» **TASK OBJECTIVE**: Scan the entries for lines with the word "Spline" and copy those lines.

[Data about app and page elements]
-*-*-
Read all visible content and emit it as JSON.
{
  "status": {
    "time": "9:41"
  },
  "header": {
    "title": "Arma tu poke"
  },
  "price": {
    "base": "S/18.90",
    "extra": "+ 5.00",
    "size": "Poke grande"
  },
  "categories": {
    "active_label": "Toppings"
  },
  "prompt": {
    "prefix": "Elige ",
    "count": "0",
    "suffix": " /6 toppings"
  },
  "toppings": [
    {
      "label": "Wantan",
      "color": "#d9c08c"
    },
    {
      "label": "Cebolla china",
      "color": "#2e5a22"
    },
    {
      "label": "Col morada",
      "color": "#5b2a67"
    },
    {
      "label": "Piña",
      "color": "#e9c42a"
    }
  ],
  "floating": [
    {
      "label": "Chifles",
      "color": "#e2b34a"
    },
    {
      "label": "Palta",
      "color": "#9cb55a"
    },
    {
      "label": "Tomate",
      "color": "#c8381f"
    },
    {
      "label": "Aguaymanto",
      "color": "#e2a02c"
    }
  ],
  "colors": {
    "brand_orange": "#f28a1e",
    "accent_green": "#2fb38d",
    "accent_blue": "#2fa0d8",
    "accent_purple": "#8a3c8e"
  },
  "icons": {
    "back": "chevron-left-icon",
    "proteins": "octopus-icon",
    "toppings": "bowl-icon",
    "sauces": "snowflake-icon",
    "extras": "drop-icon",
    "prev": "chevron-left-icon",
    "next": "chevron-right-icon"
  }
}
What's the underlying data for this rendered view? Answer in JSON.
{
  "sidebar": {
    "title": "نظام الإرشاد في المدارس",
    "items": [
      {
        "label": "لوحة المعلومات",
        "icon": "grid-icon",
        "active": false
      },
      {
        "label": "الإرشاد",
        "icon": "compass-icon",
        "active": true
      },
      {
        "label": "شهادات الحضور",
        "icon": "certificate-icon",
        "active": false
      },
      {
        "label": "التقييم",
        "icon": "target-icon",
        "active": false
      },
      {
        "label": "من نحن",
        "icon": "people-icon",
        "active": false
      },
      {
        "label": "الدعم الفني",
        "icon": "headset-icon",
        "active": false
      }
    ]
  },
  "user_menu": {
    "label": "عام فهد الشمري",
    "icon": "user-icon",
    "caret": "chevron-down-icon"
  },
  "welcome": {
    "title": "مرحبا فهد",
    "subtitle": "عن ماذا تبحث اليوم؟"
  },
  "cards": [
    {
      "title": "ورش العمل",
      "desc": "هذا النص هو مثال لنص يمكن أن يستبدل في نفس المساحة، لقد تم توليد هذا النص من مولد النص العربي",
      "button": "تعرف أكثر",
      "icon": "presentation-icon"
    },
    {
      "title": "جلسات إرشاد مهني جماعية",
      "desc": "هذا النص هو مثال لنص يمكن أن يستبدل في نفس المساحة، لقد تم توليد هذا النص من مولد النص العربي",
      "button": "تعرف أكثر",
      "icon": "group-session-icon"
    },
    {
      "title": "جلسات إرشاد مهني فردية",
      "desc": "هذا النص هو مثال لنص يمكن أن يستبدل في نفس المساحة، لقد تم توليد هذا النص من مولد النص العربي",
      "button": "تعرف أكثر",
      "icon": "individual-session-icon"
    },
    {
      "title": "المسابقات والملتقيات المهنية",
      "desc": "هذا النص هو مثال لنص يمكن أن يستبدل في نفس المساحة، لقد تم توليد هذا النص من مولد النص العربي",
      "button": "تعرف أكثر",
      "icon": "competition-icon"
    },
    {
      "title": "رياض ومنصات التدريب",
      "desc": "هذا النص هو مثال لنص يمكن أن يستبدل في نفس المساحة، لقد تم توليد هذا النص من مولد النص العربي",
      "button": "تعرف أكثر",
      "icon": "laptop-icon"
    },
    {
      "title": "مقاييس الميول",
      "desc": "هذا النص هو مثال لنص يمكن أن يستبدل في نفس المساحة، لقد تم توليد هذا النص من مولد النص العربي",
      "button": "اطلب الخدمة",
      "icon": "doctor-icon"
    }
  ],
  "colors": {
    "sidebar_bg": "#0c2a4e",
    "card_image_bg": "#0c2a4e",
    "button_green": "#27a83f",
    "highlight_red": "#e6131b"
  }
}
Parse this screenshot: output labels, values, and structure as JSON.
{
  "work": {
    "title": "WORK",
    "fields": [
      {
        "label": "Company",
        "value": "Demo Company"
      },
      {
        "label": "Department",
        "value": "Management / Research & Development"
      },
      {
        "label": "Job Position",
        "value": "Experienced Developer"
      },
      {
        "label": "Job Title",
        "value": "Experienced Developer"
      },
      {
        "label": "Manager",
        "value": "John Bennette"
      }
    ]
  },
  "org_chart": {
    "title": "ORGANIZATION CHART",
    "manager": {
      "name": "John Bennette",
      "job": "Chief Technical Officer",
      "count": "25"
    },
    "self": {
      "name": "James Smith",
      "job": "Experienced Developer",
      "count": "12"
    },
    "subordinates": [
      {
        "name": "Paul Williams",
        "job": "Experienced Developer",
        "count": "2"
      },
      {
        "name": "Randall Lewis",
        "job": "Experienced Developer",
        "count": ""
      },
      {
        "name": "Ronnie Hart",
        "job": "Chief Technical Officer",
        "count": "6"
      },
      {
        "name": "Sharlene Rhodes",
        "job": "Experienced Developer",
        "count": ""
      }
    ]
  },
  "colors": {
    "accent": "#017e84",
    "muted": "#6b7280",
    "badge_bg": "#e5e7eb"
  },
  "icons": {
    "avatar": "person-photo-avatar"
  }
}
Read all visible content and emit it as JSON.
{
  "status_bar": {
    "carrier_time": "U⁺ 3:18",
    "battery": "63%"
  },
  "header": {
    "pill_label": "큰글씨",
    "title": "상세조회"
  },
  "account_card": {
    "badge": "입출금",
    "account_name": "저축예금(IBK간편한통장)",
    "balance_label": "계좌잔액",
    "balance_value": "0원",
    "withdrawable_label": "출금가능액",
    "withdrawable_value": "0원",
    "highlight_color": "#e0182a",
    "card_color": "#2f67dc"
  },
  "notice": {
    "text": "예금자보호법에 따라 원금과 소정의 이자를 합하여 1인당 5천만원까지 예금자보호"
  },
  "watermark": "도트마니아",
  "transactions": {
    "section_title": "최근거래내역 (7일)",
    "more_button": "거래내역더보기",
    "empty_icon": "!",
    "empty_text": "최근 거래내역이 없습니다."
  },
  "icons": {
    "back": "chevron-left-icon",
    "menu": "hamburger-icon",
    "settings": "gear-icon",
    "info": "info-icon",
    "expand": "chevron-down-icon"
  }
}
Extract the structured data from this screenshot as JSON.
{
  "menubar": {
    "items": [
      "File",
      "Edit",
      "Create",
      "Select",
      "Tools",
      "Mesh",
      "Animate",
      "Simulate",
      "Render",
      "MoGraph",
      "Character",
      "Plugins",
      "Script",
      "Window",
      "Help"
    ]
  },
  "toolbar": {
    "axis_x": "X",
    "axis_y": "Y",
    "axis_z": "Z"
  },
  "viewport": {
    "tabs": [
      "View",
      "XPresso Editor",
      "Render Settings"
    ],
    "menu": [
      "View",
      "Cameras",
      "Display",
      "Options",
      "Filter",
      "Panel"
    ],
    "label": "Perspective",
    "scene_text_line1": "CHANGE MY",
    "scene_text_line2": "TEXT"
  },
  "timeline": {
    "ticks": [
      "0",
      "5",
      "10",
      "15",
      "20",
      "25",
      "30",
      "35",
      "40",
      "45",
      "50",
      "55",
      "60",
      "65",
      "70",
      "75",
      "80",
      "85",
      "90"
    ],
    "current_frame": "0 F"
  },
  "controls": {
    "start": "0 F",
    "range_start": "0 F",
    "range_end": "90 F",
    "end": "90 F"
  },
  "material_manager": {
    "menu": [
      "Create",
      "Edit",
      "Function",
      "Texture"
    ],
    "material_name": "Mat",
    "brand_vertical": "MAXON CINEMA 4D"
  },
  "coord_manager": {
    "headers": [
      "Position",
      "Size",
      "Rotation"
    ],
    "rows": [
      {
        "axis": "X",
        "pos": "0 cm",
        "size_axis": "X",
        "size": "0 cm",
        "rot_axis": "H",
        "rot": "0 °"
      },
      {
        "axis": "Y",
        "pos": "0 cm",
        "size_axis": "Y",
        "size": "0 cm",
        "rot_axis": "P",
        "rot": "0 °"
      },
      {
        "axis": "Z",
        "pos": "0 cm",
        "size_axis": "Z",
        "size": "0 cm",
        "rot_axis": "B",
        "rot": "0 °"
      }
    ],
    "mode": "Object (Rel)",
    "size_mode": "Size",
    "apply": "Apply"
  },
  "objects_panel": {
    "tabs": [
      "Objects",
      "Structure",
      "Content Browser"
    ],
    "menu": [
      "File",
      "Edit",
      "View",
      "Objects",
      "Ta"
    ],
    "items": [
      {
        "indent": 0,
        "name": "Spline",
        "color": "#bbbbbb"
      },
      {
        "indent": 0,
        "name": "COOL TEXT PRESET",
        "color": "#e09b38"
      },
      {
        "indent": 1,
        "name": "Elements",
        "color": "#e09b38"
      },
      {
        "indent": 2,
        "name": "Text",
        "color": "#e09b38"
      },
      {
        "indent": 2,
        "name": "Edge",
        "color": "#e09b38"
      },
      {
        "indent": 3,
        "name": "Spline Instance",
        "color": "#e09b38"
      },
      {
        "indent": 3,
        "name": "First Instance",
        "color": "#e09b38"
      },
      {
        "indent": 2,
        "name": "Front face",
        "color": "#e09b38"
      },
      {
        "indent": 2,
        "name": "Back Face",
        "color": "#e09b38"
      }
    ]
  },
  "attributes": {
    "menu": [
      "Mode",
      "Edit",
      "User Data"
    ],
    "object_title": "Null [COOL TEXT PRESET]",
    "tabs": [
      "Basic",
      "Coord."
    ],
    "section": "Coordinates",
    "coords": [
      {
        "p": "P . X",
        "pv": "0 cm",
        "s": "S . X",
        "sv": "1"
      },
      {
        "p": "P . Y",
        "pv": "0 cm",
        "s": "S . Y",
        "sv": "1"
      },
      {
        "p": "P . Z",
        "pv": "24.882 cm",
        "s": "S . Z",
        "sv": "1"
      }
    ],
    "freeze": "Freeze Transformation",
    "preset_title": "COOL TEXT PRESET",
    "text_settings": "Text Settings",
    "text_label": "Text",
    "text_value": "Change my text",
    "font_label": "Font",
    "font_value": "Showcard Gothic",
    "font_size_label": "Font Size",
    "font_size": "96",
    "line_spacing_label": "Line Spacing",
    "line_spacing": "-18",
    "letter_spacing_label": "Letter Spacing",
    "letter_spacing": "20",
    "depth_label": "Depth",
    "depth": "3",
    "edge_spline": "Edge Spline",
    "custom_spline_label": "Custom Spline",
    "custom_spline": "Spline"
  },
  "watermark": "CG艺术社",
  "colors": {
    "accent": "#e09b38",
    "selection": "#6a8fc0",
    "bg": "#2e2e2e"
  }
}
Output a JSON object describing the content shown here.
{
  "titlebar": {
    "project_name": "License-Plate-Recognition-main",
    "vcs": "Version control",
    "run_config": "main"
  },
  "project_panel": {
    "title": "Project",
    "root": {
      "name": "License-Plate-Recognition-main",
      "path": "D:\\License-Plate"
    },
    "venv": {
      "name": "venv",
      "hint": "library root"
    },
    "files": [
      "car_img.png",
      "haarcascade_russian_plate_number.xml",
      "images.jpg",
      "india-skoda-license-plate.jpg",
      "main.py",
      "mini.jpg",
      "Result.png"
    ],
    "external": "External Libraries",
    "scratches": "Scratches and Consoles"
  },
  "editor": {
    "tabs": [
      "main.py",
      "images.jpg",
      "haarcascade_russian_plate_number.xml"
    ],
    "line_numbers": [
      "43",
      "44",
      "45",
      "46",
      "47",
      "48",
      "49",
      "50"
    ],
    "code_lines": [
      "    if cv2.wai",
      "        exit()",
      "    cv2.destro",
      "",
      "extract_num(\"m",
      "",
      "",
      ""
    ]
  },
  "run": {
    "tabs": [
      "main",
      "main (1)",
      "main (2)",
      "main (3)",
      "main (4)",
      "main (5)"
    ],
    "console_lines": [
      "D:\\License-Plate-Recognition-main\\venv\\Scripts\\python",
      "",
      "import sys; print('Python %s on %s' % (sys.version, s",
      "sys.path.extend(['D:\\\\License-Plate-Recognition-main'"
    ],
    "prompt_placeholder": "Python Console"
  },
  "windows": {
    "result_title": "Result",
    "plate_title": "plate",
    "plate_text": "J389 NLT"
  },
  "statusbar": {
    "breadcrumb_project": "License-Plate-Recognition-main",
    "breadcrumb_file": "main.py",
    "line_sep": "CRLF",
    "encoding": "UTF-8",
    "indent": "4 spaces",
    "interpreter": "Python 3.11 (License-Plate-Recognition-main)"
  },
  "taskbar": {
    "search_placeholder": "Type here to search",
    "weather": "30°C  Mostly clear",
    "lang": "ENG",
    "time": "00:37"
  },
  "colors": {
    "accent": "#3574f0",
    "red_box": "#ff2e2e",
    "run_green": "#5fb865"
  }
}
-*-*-
» **ANSWER BOX**:
        "name": "Spline",
        "name": "Spline Instance",
    "edge_spline": "Edge Spline",
    "custom_spline_label": "Custom Spline",
    "custom_spline": "Spline"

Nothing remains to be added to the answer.